Write out the entire listing below exactly as it appears, minus any pictures.

**Dataset records**
▽
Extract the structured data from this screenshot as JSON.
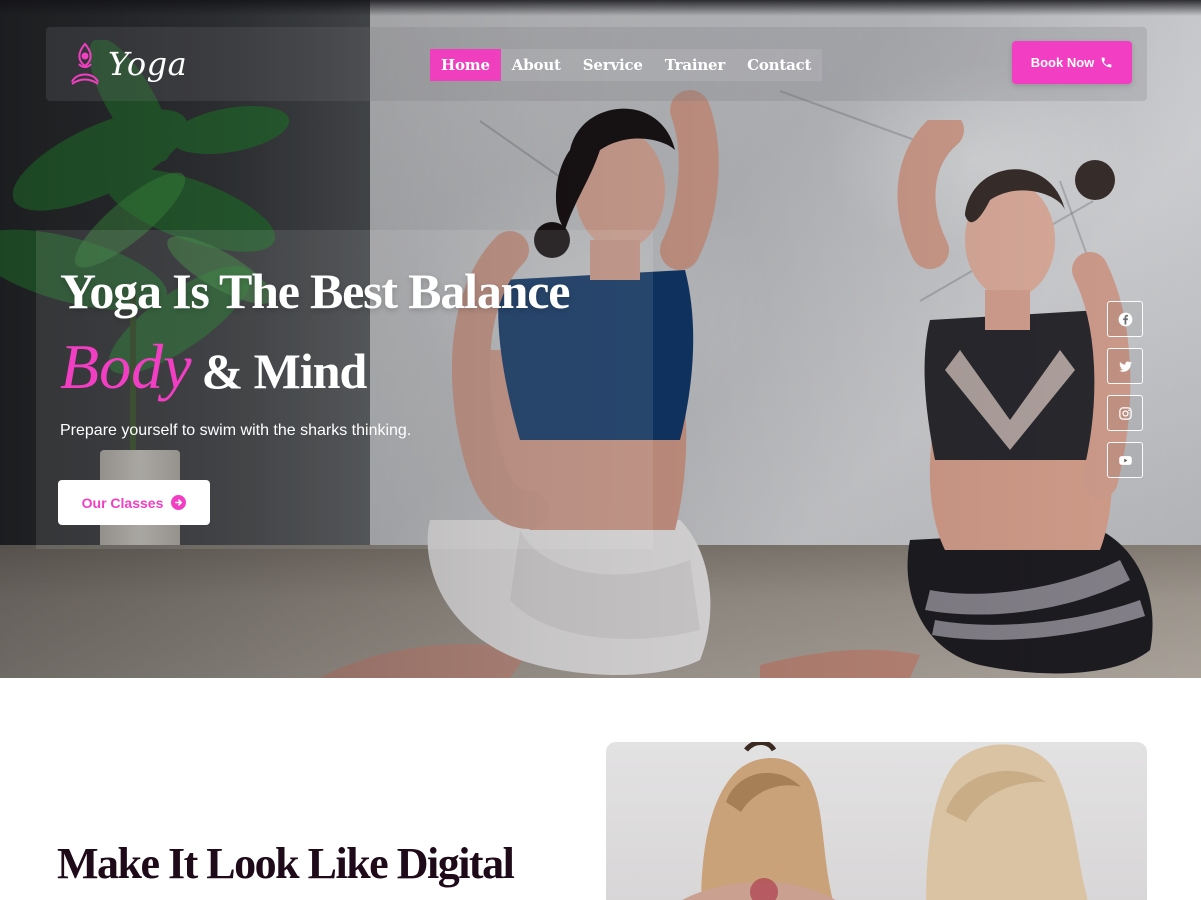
{
  "brand": {
    "name": "Yoga"
  },
  "nav": {
    "items": [
      {
        "label": "Home",
        "active": true
      },
      {
        "label": "About",
        "active": false
      },
      {
        "label": "Service",
        "active": false
      },
      {
        "label": "Trainer",
        "active": false
      },
      {
        "label": "Contact",
        "active": false
      }
    ]
  },
  "header": {
    "book_label": "Book Now"
  },
  "hero": {
    "title_line1": "Yoga Is The Best Balance",
    "title_accent": "Body",
    "title_rest": "& Mind",
    "subtitle": "Prepare yourself to swim with the sharks thinking.",
    "cta_label": "Our Classes"
  },
  "social": [
    "facebook-icon",
    "twitter-icon",
    "instagram-icon",
    "youtube-icon"
  ],
  "about": {
    "title": "Make It Look Like Digital"
  },
  "colors": {
    "accent": "#f23ec3",
    "heading_dark": "#1f0a1a"
  }
}
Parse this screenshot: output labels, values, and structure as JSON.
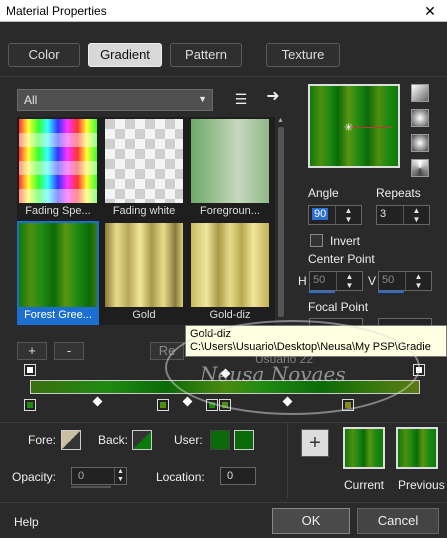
{
  "window": {
    "title": "Material Properties",
    "close_glyph": "✕"
  },
  "tabs": [
    {
      "label": "Color",
      "active": false
    },
    {
      "label": "Gradient",
      "active": true
    },
    {
      "label": "Pattern",
      "active": false
    },
    {
      "label": "Texture",
      "active": false
    }
  ],
  "category": {
    "selected": "All"
  },
  "gradients": [
    {
      "label": "Fading Spe...",
      "selected": false
    },
    {
      "label": "Fading white",
      "selected": false
    },
    {
      "label": "Foregroun...",
      "selected": false
    },
    {
      "label": "Forest Gree...",
      "selected": true
    },
    {
      "label": "Gold",
      "selected": false
    },
    {
      "label": "Gold-diz",
      "selected": false
    }
  ],
  "gradient_buttons": {
    "add": "+",
    "remove": "-",
    "reset_partial": "Re"
  },
  "tooltip": {
    "name": "Gold-diz",
    "path": "C:\\Users\\Usuario\\Desktop\\Neusa\\My PSP\\Gradie"
  },
  "angle": {
    "label": "Angle",
    "value": "90"
  },
  "repeats": {
    "label": "Repeats",
    "value": "3"
  },
  "invert": {
    "label": "Invert",
    "checked": false
  },
  "center_point": {
    "label": "Center Point",
    "h_label": "H",
    "h_value": "50",
    "v_label": "V",
    "v_value": "50"
  },
  "focal_point": {
    "label": "Focal Point"
  },
  "watermark": {
    "line1": "Neusa Novaes",
    "line2": "Usuário 22"
  },
  "materials": {
    "fore_label": "Fore:",
    "back_label": "Back:",
    "user_label": "User:",
    "opacity_label": "Opacity:",
    "opacity_value": "0",
    "location_label": "Location:",
    "location_value": "0"
  },
  "comparison": {
    "add": "+",
    "current_label": "Current",
    "previous_label": "Previous"
  },
  "footer": {
    "help": "Help",
    "ok": "OK",
    "cancel": "Cancel"
  },
  "colors": {
    "accent": "#1c6fd0",
    "forest_green": "#0b6a08",
    "user_swatch": "#0a6a0a"
  }
}
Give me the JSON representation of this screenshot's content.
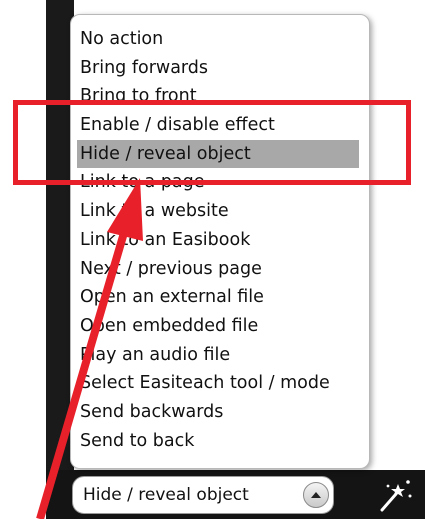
{
  "menu": {
    "items": [
      {
        "label": "No action"
      },
      {
        "label": "Bring forwards"
      },
      {
        "label": "Bring to front"
      },
      {
        "label": "Enable / disable effect"
      },
      {
        "label": "Hide / reveal object",
        "selected": true
      },
      {
        "label": "Link to a page"
      },
      {
        "label": "Link to a website"
      },
      {
        "label": "Link to an Easibook"
      },
      {
        "label": "Next / previous page"
      },
      {
        "label": "Open an external file"
      },
      {
        "label": "Open embedded file"
      },
      {
        "label": "Play an audio file"
      },
      {
        "label": "Select Easiteach tool / mode"
      },
      {
        "label": "Send backwards"
      },
      {
        "label": "Send to back"
      }
    ]
  },
  "select": {
    "value": "Hide / reveal object"
  },
  "icons": {
    "dropdown_button": "chevron-up-icon",
    "tool": "magic-wand-icon"
  },
  "colors": {
    "annotation": "#e8202a",
    "selected_row": "#a8a8a8"
  }
}
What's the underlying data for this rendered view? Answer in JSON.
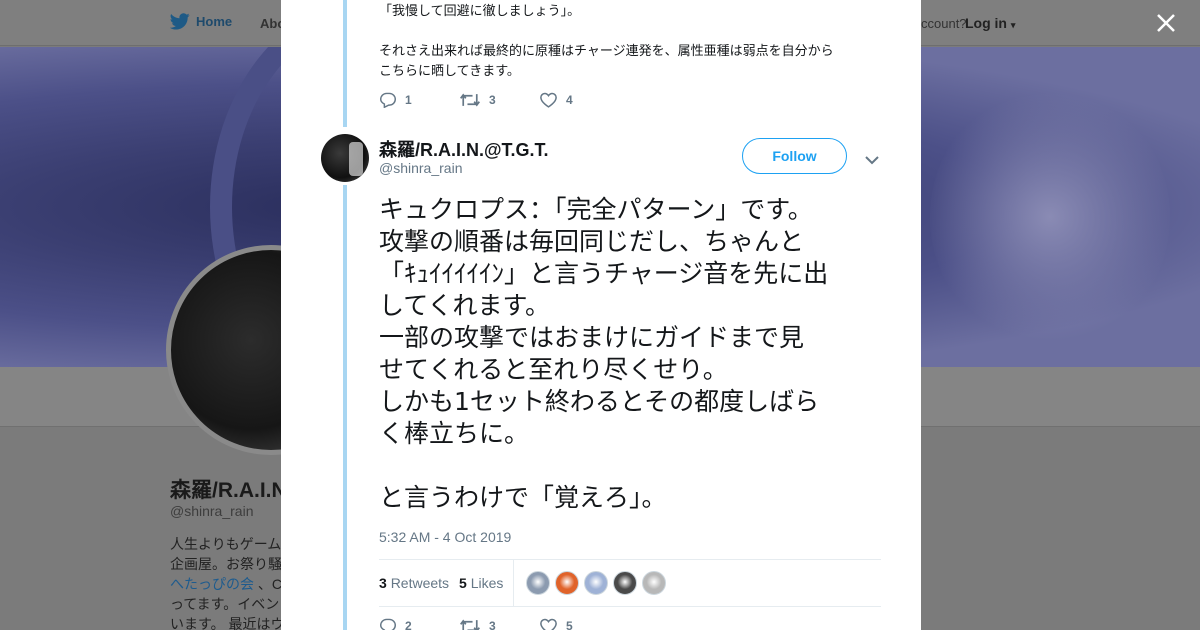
{
  "nav": {
    "home_label": "Home",
    "about_label": "Abo",
    "account_text": "ccount?",
    "login_label": "Log in"
  },
  "profile": {
    "name": "森羅/R.A.I.N",
    "handle": "@shinra_rain",
    "bio_lines": [
      "人生よりもゲーム",
      "企画屋。お祭り騒",
      "へたっぴの会 、C",
      "ってます。イベン",
      "います。 最近はウ"
    ],
    "bio_link": "へたっぴの会"
  },
  "prev_tweet": {
    "text": "「我慢して回避に徹しましょう」。\n\nそれさえ出来れば最終的に原種はチャージ連発を、属性亜種は弱点を自分から\nこちらに晒してきます。",
    "replies": "1",
    "retweets": "3",
    "likes": "4"
  },
  "tweet": {
    "display_name": "森羅/R.A.I.N.@T.G.T.",
    "handle": "@shinra_rain",
    "follow_label": "Follow",
    "text": "キュクロプス：「完全パターン」です。\n攻撃の順番は毎回同じだし、ちゃんと\n「ｷｭｲｲｲｲｲﾝ」と言うチャージ音を先に出\nしてくれます。\n一部の攻撃ではおまけにガイドまで見\nせてくれると至れり尽くせり。\nしかも1セット終わるとその都度しばら\nく棒立ちに。\n\nと言うわけで「覚えろ」。",
    "timestamp": "5:32 AM - 4 Oct 2019",
    "retweet_count": "3",
    "retweets_label": "Retweets",
    "like_count": "5",
    "likes_label": "Likes",
    "replies": "2",
    "retweets": "3",
    "likes": "5"
  },
  "likers": [
    {
      "name": "liker-1",
      "color": "#8c9bb0"
    },
    {
      "name": "liker-2",
      "color": "#e0632a"
    },
    {
      "name": "liker-3",
      "color": "#9fb2d6"
    },
    {
      "name": "liker-4",
      "color": "#4a4a4a"
    },
    {
      "name": "liker-5",
      "color": "#b8b8b8"
    }
  ],
  "colors": {
    "accent": "#1da1f2",
    "thread_line": "#a8d6f2",
    "overlay": "#7b7b7b"
  },
  "icons": [
    "twitter-bird-icon",
    "reply-icon",
    "retweet-icon",
    "heart-icon",
    "chevron-down-icon",
    "close-icon"
  ]
}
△
**Completed task**
Extract the structured data from this screenshot as JSON.
{
  "brand": {
    "name": "Yoga"
  },
  "nav": {
    "items": [
      {
        "label": "Home",
        "active": true
      },
      {
        "label": "About",
        "active": false
      },
      {
        "label": "Service",
        "active": false
      },
      {
        "label": "Trainer",
        "active": false
      },
      {
        "label": "Contact",
        "active": false
      }
    ]
  },
  "header": {
    "book_label": "Book Now"
  },
  "hero": {
    "title_line1": "Yoga Is The Best Balance",
    "title_accent": "Body",
    "title_rest": "& Mind",
    "subtitle": "Prepare yourself to swim with the sharks thinking.",
    "cta_label": "Our Classes"
  },
  "social": [
    "facebook-icon",
    "twitter-icon",
    "instagram-icon",
    "youtube-icon"
  ],
  "about": {
    "title": "Make It Look Like Digital"
  },
  "colors": {
    "accent": "#f23ec3",
    "heading_dark": "#1f0a1a"
  }
}
Parse this screenshot: output labels, values, and structure as JSON.
{
  "window": {
    "title": "Material Properties",
    "close_glyph": "✕"
  },
  "tabs": [
    {
      "label": "Color",
      "active": false
    },
    {
      "label": "Gradient",
      "active": true
    },
    {
      "label": "Pattern",
      "active": false
    },
    {
      "label": "Texture",
      "active": false
    }
  ],
  "category": {
    "selected": "All"
  },
  "gradients": [
    {
      "label": "Fading Spe...",
      "selected": false
    },
    {
      "label": "Fading white",
      "selected": false
    },
    {
      "label": "Foregroun...",
      "selected": false
    },
    {
      "label": "Forest Gree...",
      "selected": true
    },
    {
      "label": "Gold",
      "selected": false
    },
    {
      "label": "Gold-diz",
      "selected": false
    }
  ],
  "gradient_buttons": {
    "add": "+",
    "remove": "-",
    "reset_partial": "Re"
  },
  "tooltip": {
    "name": "Gold-diz",
    "path": "C:\\Users\\Usuario\\Desktop\\Neusa\\My PSP\\Gradie"
  },
  "angle": {
    "label": "Angle",
    "value": "90"
  },
  "repeats": {
    "label": "Repeats",
    "value": "3"
  },
  "invert": {
    "label": "Invert",
    "checked": false
  },
  "center_point": {
    "label": "Center Point",
    "h_label": "H",
    "h_value": "50",
    "v_label": "V",
    "v_value": "50"
  },
  "focal_point": {
    "label": "Focal Point"
  },
  "watermark": {
    "line1": "Neusa Novaes",
    "line2": "Usuário 22"
  },
  "materials": {
    "fore_label": "Fore:",
    "back_label": "Back:",
    "user_label": "User:",
    "opacity_label": "Opacity:",
    "opacity_value": "0",
    "location_label": "Location:",
    "location_value": "0"
  },
  "comparison": {
    "add": "+",
    "current_label": "Current",
    "previous_label": "Previous"
  },
  "footer": {
    "help": "Help",
    "ok": "OK",
    "cancel": "Cancel"
  },
  "colors": {
    "accent": "#1c6fd0",
    "forest_green": "#0b6a08",
    "user_swatch": "#0a6a0a"
  }
}
Give me the JSON representation of this screenshot's content.
{
  "menu": {
    "items": [
      {
        "label": "No action"
      },
      {
        "label": "Bring forwards"
      },
      {
        "label": "Bring to front"
      },
      {
        "label": "Enable / disable effect"
      },
      {
        "label": "Hide / reveal object",
        "selected": true
      },
      {
        "label": "Link to a page"
      },
      {
        "label": "Link to a website"
      },
      {
        "label": "Link to an Easibook"
      },
      {
        "label": "Next / previous page"
      },
      {
        "label": "Open an external file"
      },
      {
        "label": "Open embedded file"
      },
      {
        "label": "Play an audio file"
      },
      {
        "label": "Select Easiteach tool / mode"
      },
      {
        "label": "Send backwards"
      },
      {
        "label": "Send to back"
      }
    ]
  },
  "select": {
    "value": "Hide / reveal object"
  },
  "icons": {
    "dropdown_button": "chevron-up-icon",
    "tool": "magic-wand-icon"
  },
  "colors": {
    "annotation": "#e8202a",
    "selected_row": "#a8a8a8"
  }
}
What's the underlying data for this rendered view? Answer in JSON.
{
  "nav": {
    "home_label": "Home",
    "about_label": "Abo",
    "account_text": "ccount?",
    "login_label": "Log in"
  },
  "profile": {
    "name": "森羅/R.A.I.N",
    "handle": "@shinra_rain",
    "bio_lines": [
      "人生よりもゲーム",
      "企画屋。お祭り騒",
      "へたっぴの会 、C",
      "ってます。イベン",
      "います。 最近はウ"
    ],
    "bio_link": "へたっぴの会"
  },
  "prev_tweet": {
    "text": "「我慢して回避に徹しましょう」。\n\nそれさえ出来れば最終的に原種はチャージ連発を、属性亜種は弱点を自分から\nこちらに晒してきます。",
    "replies": "1",
    "retweets": "3",
    "likes": "4"
  },
  "tweet": {
    "display_name": "森羅/R.A.I.N.@T.G.T.",
    "handle": "@shinra_rain",
    "follow_label": "Follow",
    "text": "キュクロプス：「完全パターン」です。\n攻撃の順番は毎回同じだし、ちゃんと\n「ｷｭｲｲｲｲｲﾝ」と言うチャージ音を先に出\nしてくれます。\n一部の攻撃ではおまけにガイドまで見\nせてくれると至れり尽くせり。\nしかも1セット終わるとその都度しばら\nく棒立ちに。\n\nと言うわけで「覚えろ」。",
    "timestamp": "5:32 AM - 4 Oct 2019",
    "retweet_count": "3",
    "retweets_label": "Retweets",
    "like_count": "5",
    "likes_label": "Likes",
    "replies": "2",
    "retweets": "3",
    "likes": "5"
  },
  "likers": [
    {
      "name": "liker-1",
      "color": "#8c9bb0"
    },
    {
      "name": "liker-2",
      "color": "#e0632a"
    },
    {
      "name": "liker-3",
      "color": "#9fb2d6"
    },
    {
      "name": "liker-4",
      "color": "#4a4a4a"
    },
    {
      "name": "liker-5",
      "color": "#b8b8b8"
    }
  ],
  "colors": {
    "accent": "#1da1f2",
    "thread_line": "#a8d6f2",
    "overlay": "#7b7b7b"
  },
  "icons": [
    "twitter-bird-icon",
    "reply-icon",
    "retweet-icon",
    "heart-icon",
    "chevron-down-icon",
    "close-icon"
  ]
}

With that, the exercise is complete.